» **TASK ITEM**
In the data below, find the lines containing "avatar" and say how many there are, nothing more.

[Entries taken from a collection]
>>>>

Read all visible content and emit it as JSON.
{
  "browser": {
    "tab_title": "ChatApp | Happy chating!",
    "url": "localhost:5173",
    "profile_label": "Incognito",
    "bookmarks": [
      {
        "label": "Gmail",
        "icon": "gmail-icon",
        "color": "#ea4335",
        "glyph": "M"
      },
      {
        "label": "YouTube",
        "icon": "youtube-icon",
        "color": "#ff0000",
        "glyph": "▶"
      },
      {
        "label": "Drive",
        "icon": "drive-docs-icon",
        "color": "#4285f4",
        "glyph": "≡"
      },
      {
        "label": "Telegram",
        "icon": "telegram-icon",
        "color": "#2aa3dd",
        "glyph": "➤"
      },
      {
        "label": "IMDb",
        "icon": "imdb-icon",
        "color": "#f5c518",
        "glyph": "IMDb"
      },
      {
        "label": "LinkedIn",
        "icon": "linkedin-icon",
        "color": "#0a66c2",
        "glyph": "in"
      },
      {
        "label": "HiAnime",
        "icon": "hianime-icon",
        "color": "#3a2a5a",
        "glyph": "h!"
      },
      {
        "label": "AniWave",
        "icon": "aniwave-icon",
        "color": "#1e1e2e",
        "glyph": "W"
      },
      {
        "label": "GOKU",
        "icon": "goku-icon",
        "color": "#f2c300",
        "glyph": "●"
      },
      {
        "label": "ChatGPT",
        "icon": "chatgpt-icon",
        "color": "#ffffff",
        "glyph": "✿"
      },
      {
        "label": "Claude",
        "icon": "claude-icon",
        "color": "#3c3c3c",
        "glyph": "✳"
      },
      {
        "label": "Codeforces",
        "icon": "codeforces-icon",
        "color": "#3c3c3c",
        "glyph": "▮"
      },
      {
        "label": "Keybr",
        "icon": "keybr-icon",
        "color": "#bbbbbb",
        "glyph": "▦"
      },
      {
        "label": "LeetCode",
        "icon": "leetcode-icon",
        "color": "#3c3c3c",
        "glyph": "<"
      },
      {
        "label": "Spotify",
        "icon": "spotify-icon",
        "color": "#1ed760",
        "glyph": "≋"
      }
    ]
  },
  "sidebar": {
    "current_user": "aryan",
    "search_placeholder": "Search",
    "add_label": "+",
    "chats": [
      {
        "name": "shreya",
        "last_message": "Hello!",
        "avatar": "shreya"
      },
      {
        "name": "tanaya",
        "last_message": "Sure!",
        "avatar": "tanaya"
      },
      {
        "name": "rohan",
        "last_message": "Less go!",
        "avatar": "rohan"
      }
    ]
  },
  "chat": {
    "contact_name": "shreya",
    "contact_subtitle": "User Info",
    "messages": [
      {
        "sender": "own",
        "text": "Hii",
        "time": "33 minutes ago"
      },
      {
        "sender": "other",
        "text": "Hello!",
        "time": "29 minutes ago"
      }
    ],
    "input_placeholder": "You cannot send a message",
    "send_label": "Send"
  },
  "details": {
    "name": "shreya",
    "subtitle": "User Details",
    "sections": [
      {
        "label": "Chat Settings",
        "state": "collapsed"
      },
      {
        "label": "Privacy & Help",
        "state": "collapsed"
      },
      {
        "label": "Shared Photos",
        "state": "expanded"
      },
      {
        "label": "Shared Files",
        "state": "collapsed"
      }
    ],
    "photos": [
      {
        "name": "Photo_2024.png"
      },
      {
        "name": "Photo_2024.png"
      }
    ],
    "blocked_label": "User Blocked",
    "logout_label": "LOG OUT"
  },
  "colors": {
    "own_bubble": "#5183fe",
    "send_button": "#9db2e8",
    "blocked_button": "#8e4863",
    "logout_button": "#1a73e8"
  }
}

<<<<

» **OUTPUT BELOW**
3